“Instead, in its haste to be done, it elected to cut short deliberations, seize on the Applicants’ purported failures to satisfy hitherto nonexistent burdens of proof, and concluded that it had no obligation to go further,” writes attorney Wilbur Glahn, who will argue the case for Eversource before the court later this year. “This resulted in an unlawful, arbitrary and unreasonable decision.”
The Site Evaluation Committee determined the utility failed to meet it burden of proof that the project would not unduly impact the orderly development of the region, saying company experts on tourism, property values and land use were not credible.
The impact on orderly development is one of four criteria regulators must use to determine if a project certificate may be issued.
The SEC deliberated on two of the four criteria and found Eversource failed to prove the project would not harm the region’s orderly development. Because of that finding, the committee voted to halt deliberations on the remaining two criteria and deny the project a certificate.
However, Eversource has contended regulators should have continued to deliberate as the project’s benefits to the state and proposed conditions and mitigations would outweigh the impact on orderly development.
“This finding is unprecedented: neither the SEC nor a subcommittee has ever denied an application based on a failure to satisfy the burden of proof or failed to consider mitigating conditions,” Glahn writes. “In another departure from the Statute and SEC precedent, the SC (subcommittee) also refused to consider whether proposed conditions offered by the state agencies, Applicants and CFP (Counsel for the Public) would adequately mitigate any impacts. This arbitrary decision making was neither lawful nor reasonable.”
In its filing the company claims as it did in the 70 adjudicative hearings held on the project, Northern Pass would provide “an uncontested $1.5 billion in benefits.”
However, many intervenors and the CFP said the benefits would be less and in some areas impossible to determine in the absence of convincing evidence.
One major disagreement was over the project’s impact on the forward capacity market, which financially rewards electric generators that agree to supply power in three years to offset concerns about future supply.
While the company said it would provide millions of dollars in savings to consumers annually, the SEC found there may be little if any benefit.
Glahn said the SEC process has three requirements: consider and weigh all evidence and relevant information; determine if a project’s impact is excessive and requires mitigation or conditions, and determine if a project’s benefits with mitigations and conditions offset the negative impact on orderly development.
The company said regulators failed to define or explain what burden of proof would be necessary to satisfy its requirements or where it could be found in law or rules.
“Put simply, it imposed a burden that amounts to ‘we know it when we see it,’” he wrote. “The SEC used the burden of proof issue as a convenient tool—its deus ex machina—for avoiding the hard work of defining terms, considering all evidence and ruling on undue interference with ODR (orderly development of the region).”
Glahn called the proceeding a textbook case of arbitrary administrative decision making that violates the law and the company’s due process rights.
“The SEC’s deliberations occurred more than two years after the application was filed.
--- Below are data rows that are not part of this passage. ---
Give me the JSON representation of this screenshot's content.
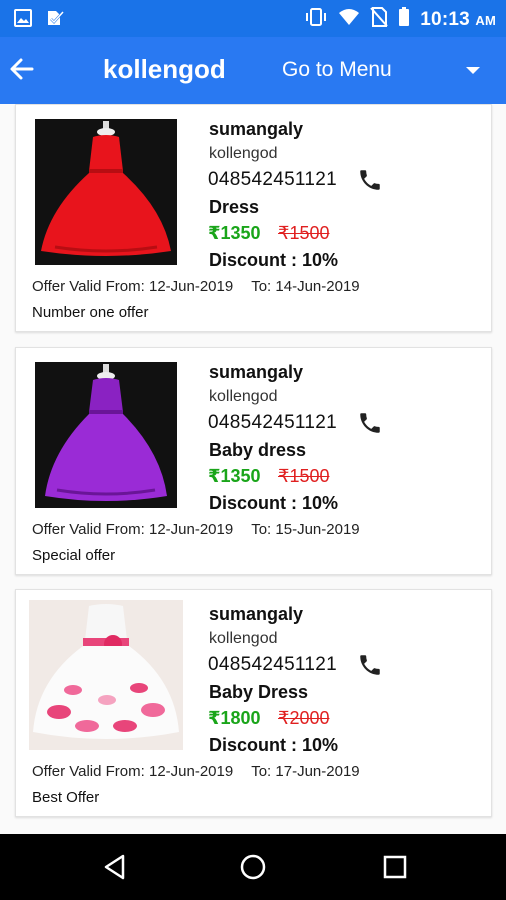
{
  "status_bar": {
    "time": "10:13",
    "ampm": "AM",
    "left_icons": [
      "image-icon",
      "check-doc-icon"
    ],
    "right_icons": [
      "vibrate-icon",
      "wifi-icon",
      "no-sim-icon",
      "battery-icon"
    ]
  },
  "app_bar": {
    "back_icon": "arrow-left-icon",
    "title": "kollengod",
    "menu_label": "Go to Menu",
    "dropdown_icon": "caret-down-icon"
  },
  "offers": [
    {
      "shop": "sumangaly",
      "place": "kollengod",
      "phone": "048542451121",
      "product": "Dress",
      "price": "₹1350",
      "old_price": "₹1500",
      "discount": "Discount : 10%",
      "valid_from_label": "Offer Valid From: 12-Jun-2019",
      "valid_to_label": "To:  14-Jun-2019",
      "note": "Number one offer",
      "dress_color": "#e8141c"
    },
    {
      "shop": "sumangaly",
      "place": "kollengod",
      "phone": "048542451121",
      "product": "Baby dress",
      "price": "₹1350",
      "old_price": "₹1500",
      "discount": "Discount : 10%",
      "valid_from_label": "Offer Valid From: 12-Jun-2019",
      "valid_to_label": "To:  15-Jun-2019",
      "note": "Special offer",
      "dress_color": "#8a22c2"
    },
    {
      "shop": "sumangaly",
      "place": "kollengod",
      "phone": "048542451121",
      "product": "Baby Dress",
      "price": "₹1800",
      "old_price": "₹2000",
      "discount": "Discount : 10%",
      "valid_from_label": "Offer Valid From: 12-Jun-2019",
      "valid_to_label": "To:  17-Jun-2019",
      "note": "Best Offer",
      "dress_color": "#f4f1ee"
    }
  ],
  "nav_bar": {
    "icons": [
      "back-triangle-icon",
      "home-circle-icon",
      "recents-square-icon"
    ]
  },
  "colors": {
    "app_bar": "#2979f2",
    "status_bar": "#1a73e8",
    "price": "#1aa51a",
    "old_price": "#e02020"
  }
}
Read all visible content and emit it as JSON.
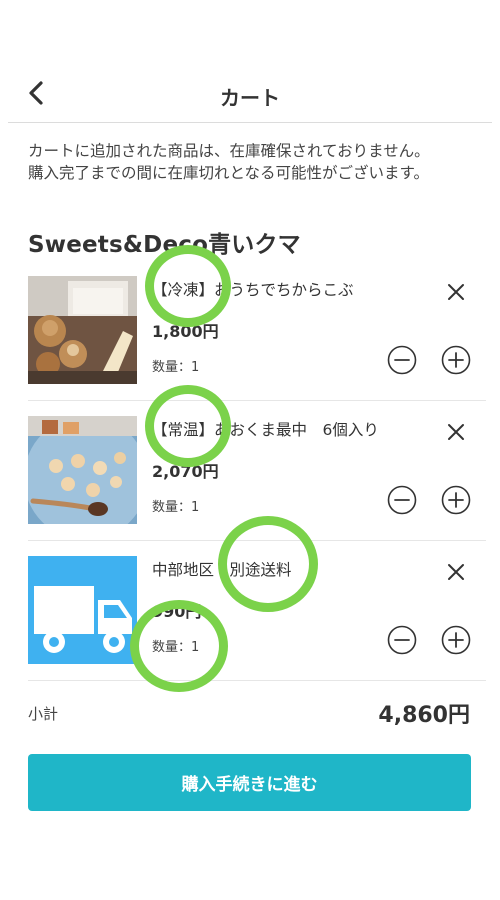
{
  "header": {
    "title": "カート",
    "back_icon": "chevron-left-icon"
  },
  "notice": {
    "line1": "カートに追加された商品は、在庫確保されておりません。",
    "line2": "購入完了までの間に在庫切れとなる可能性がございます。"
  },
  "shop": {
    "name": "Sweets&Deco青いクマ"
  },
  "items": [
    {
      "name": "【冷凍】おうちでちからこぶ",
      "price": "1,800円",
      "quantity": "数量：1",
      "image": "sweets-photo"
    },
    {
      "name": "【常温】あおくま最中　6個入り",
      "price": "2,070円",
      "quantity": "数量：1",
      "image": "cookies-photo"
    },
    {
      "name": "中部地区　別途送料",
      "price": "990円",
      "quantity": "数量：1",
      "image": "delivery-truck-icon"
    }
  ],
  "subtotal": {
    "label": "小計",
    "value": "4,860円"
  },
  "checkout": {
    "label": "購入手続きに進む"
  },
  "colors": {
    "accent": "#1fb6c8",
    "highlight": "#7bd24a",
    "truck_bg": "#3fb1f0"
  }
}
Until then, expediency was not a concern,” Glahn writes. “Yet during deliberations, and after what is likely the longest and costliest administrative proceeding in the State’s history, expediency took center stage. Principles of law, of precedent, of fairness and reasonableness were all casualties.”
Eversource asks the court to vacate the SEC’s order and remand the case back with instructions to make all the statutory findings, apply clear standards, consider all evidence and mitigations, and weigh the benefits and impacts of the project.
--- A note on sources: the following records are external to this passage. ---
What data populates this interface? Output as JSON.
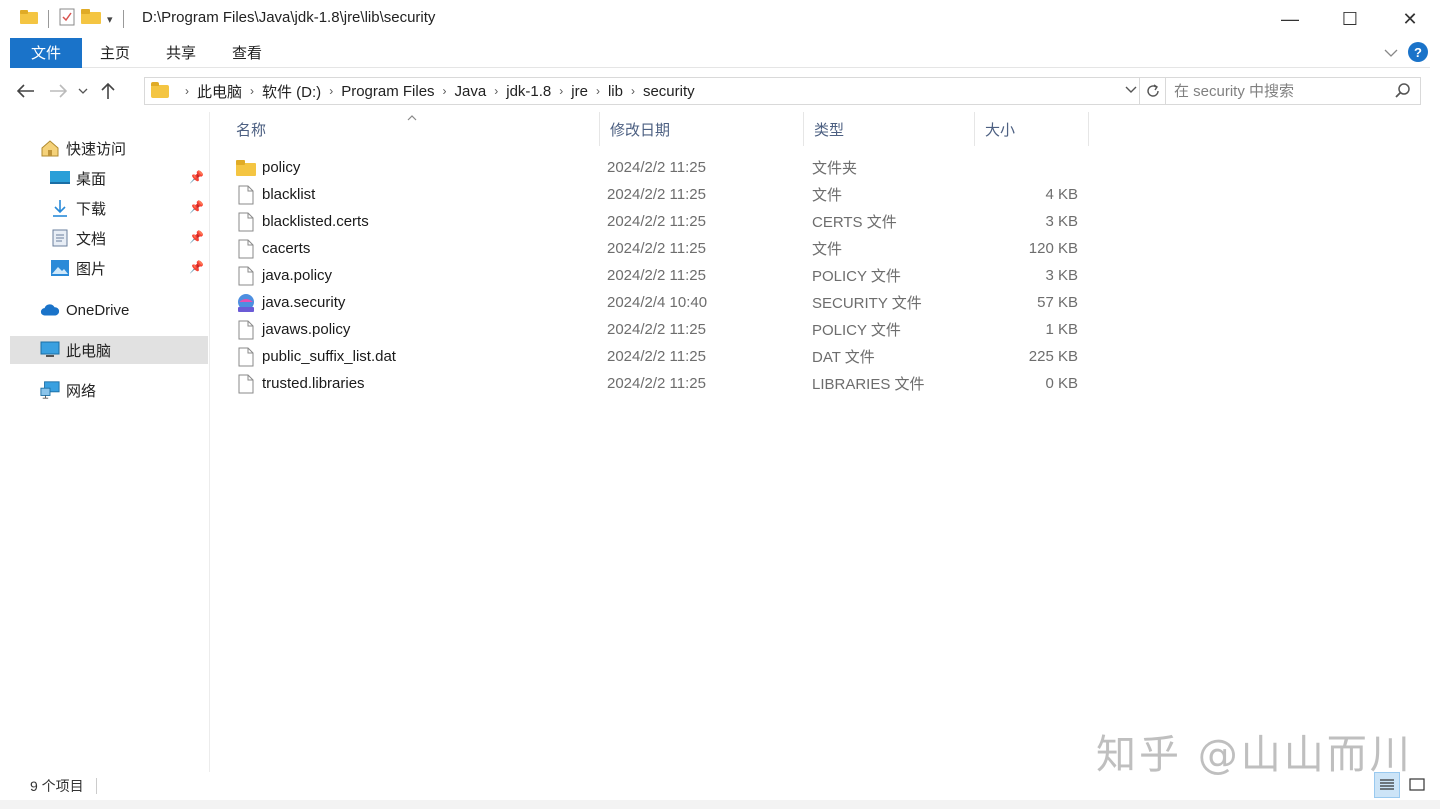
{
  "window": {
    "title": "D:\\Program Files\\Java\\jdk-1.8\\jre\\lib\\security",
    "minimize": "—",
    "maximize": "☐",
    "close": "✕"
  },
  "ribbon": {
    "tabs": [
      "文件",
      "主页",
      "共享",
      "查看"
    ],
    "help": "?"
  },
  "address": {
    "crumbs": [
      "此电脑",
      "软件 (D:)",
      "Program Files",
      "Java",
      "jdk-1.8",
      "jre",
      "lib",
      "security"
    ]
  },
  "search": {
    "placeholder": "在 security 中搜索"
  },
  "sidebar": {
    "items": [
      {
        "label": "快速访问",
        "icon": "star-icon"
      },
      {
        "label": "桌面",
        "icon": "desktop-icon",
        "pinned": true
      },
      {
        "label": "下载",
        "icon": "download-icon",
        "pinned": true
      },
      {
        "label": "文档",
        "icon": "document-icon",
        "pinned": true
      },
      {
        "label": "图片",
        "icon": "pictures-icon",
        "pinned": true
      },
      {
        "label": "OneDrive",
        "icon": "cloud-icon"
      },
      {
        "label": "此电脑",
        "icon": "computer-icon",
        "selected": true
      },
      {
        "label": "网络",
        "icon": "network-icon"
      }
    ]
  },
  "columns": [
    "名称",
    "修改日期",
    "类型",
    "大小"
  ],
  "files": [
    {
      "name": "policy",
      "date": "2024/2/2 11:25",
      "type": "文件夹",
      "size": "",
      "icon": "folder-icon"
    },
    {
      "name": "blacklist",
      "date": "2024/2/2 11:25",
      "type": "文件",
      "size": "4 KB",
      "icon": "file-icon"
    },
    {
      "name": "blacklisted.certs",
      "date": "2024/2/2 11:25",
      "type": "CERTS 文件",
      "size": "3 KB",
      "icon": "file-icon"
    },
    {
      "name": "cacerts",
      "date": "2024/2/2 11:25",
      "type": "文件",
      "size": "120 KB",
      "icon": "file-icon"
    },
    {
      "name": "java.policy",
      "date": "2024/2/2 11:25",
      "type": "POLICY 文件",
      "size": "3 KB",
      "icon": "file-icon"
    },
    {
      "name": "java.security",
      "date": "2024/2/4 10:40",
      "type": "SECURITY 文件",
      "size": "57 KB",
      "icon": "security-file-icon"
    },
    {
      "name": "javaws.policy",
      "date": "2024/2/2 11:25",
      "type": "POLICY 文件",
      "size": "1 KB",
      "icon": "file-icon"
    },
    {
      "name": "public_suffix_list.dat",
      "date": "2024/2/2 11:25",
      "type": "DAT 文件",
      "size": "225 KB",
      "icon": "file-icon"
    },
    {
      "name": "trusted.libraries",
      "date": "2024/2/2 11:25",
      "type": "LIBRARIES 文件",
      "size": "0 KB",
      "icon": "file-icon"
    }
  ],
  "status": {
    "count": "9 个项目"
  },
  "watermark": "知乎 @山山而川",
  "colors": {
    "accent": "#1a73c9",
    "folder": "#f4c542",
    "selected": "#e1e1e1",
    "header_text": "#4d6082"
  }
}
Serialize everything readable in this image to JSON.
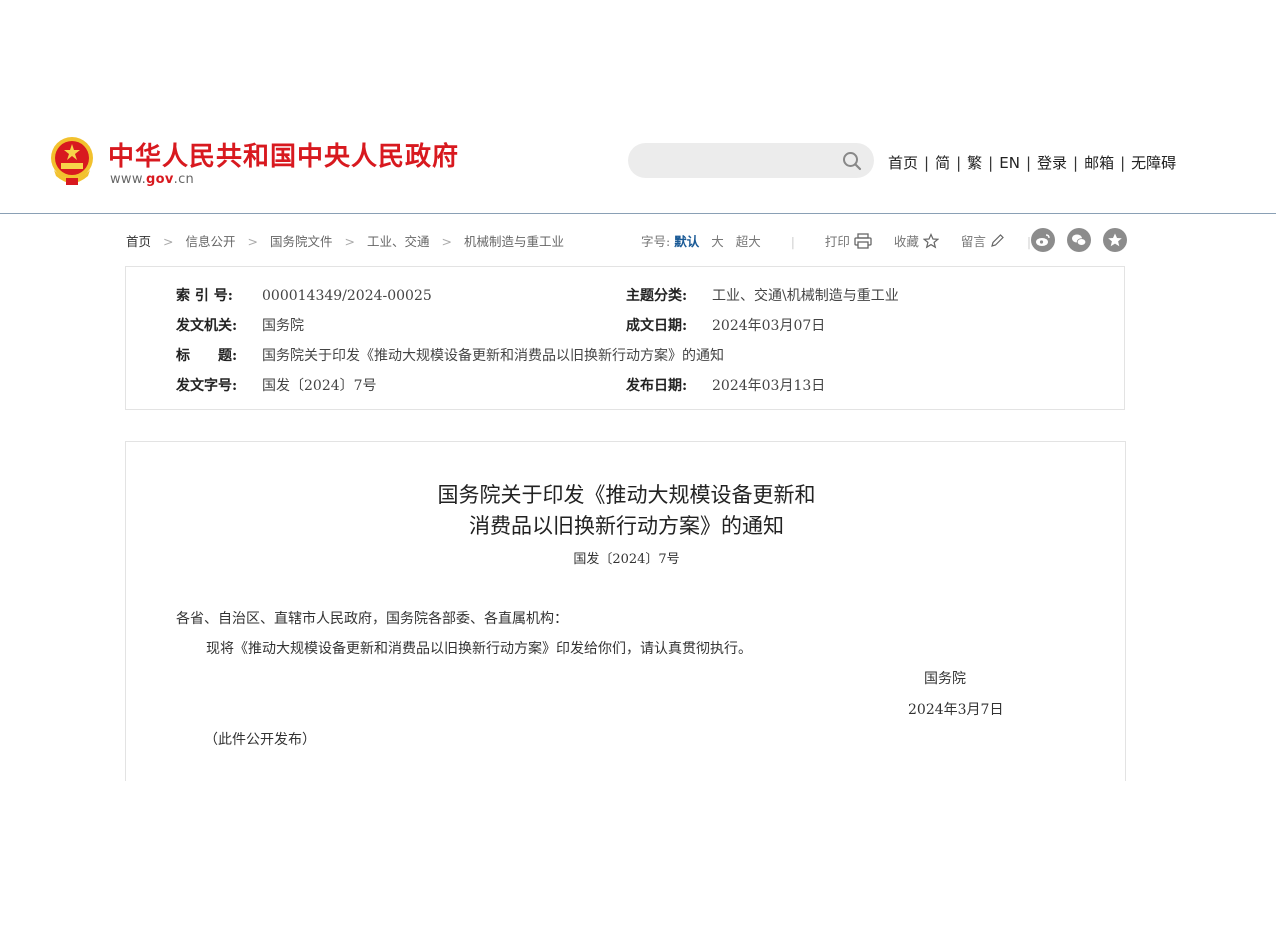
{
  "header": {
    "site_title": "中华人民共和国中央人民政府",
    "site_url_prefix": "www.",
    "site_url_domain": "gov",
    "site_url_suffix": ".cn",
    "search_placeholder": "",
    "nav": [
      "首页",
      "简",
      "繁",
      "EN",
      "登录",
      "邮箱",
      "无障碍"
    ],
    "nav_separator": "|"
  },
  "breadcrumb": {
    "items": [
      "首页",
      "信息公开",
      "国务院文件",
      "工业、交通",
      "机械制造与重工业"
    ],
    "separator": ">"
  },
  "toolbar": {
    "font_size_label": "字号:",
    "font_size_options": [
      "默认",
      "大",
      "超大"
    ],
    "font_size_selected": "默认",
    "print_label": "打印",
    "favorite_label": "收藏",
    "comment_label": "留言",
    "divider": "|",
    "share_icons": [
      "weibo-icon",
      "wechat-icon",
      "star-share-icon"
    ]
  },
  "meta": {
    "index_label": "索 引 号:",
    "index_value": "000014349/2024-00025",
    "topic_label": "主题分类:",
    "topic_value": "工业、交通\\机械制造与重工业",
    "issuer_label": "发文机关:",
    "issuer_value": "国务院",
    "written_date_label": "成文日期:",
    "written_date_value": "2024年03月07日",
    "title_label": "标　　题:",
    "title_value": "国务院关于印发《推动大规模设备更新和消费品以旧换新行动方案》的通知",
    "doc_no_label": "发文字号:",
    "doc_no_value": "国发〔2024〕7号",
    "publish_date_label": "发布日期:",
    "publish_date_value": "2024年03月13日"
  },
  "article": {
    "title_line1": "国务院关于印发《推动大规模设备更新和",
    "title_line2": "消费品以旧换新行动方案》的通知",
    "doc_no": "国发〔2024〕7号",
    "salutation": "各省、自治区、直辖市人民政府，国务院各部委、各直属机构：",
    "body": "现将《推动大规模设备更新和消费品以旧换新行动方案》印发给你们，请认真贯彻执行。",
    "signatory": "国务院",
    "sign_date": "2024年3月7日",
    "note": "（此件公开发布）"
  },
  "colors": {
    "brand_red": "#d8191f",
    "active_blue": "#1a5a96",
    "icon_gray": "#8c8c8c"
  }
}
Intervenors and others opposing the appeal have until March 21 to file their briefs with the Supreme Court.
The high-voltage transmission project through the North Country, White Mountains, Lakes Region and Capital area has been controversial since it was first proposed in 2010.
Developers agreed to bury about 60 miles of the line, mostly through the White Mountain National Forest, while much of the rest of the line would be in existing utility rights-of-way, although with larger towers.
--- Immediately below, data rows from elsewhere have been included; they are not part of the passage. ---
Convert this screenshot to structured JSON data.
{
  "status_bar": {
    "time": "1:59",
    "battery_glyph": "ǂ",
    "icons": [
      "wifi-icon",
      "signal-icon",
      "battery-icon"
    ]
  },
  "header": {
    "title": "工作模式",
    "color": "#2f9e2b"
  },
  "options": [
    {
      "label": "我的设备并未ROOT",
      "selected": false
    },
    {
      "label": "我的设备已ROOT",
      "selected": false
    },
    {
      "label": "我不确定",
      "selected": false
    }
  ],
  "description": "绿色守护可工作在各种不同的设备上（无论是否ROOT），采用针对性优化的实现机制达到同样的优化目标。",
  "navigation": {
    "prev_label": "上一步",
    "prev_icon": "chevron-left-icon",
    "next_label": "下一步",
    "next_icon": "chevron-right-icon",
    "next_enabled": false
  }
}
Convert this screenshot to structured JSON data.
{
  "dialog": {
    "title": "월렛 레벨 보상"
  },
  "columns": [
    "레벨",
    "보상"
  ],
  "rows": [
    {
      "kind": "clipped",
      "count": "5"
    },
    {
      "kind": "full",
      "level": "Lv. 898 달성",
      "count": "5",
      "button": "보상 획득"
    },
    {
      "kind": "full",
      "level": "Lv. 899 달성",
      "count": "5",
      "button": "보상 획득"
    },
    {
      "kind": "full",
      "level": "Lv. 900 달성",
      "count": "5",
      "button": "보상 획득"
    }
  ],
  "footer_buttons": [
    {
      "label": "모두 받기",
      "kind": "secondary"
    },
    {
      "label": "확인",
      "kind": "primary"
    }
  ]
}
The 192-mile, $1.6 billion project did include a new 32-mile transmission corridor through the state’s most northern communities.
The project was opposed by environmentalists and conservationists, small business owners, residents along the route, local municipal and planning officials and all but two of the host communities.
The project had the support of large businesses and business organizations, unions and economic development officials.
Northern Pass was initially chosen for the Massachusetts clean energy project to bring Hydro-Quebec power to the Bay State, but was abandoned in favor of a similar project through Maine after New Hampshire regulators turned down Eversource’s application.
Garry Rayno may be reached at email@example.com.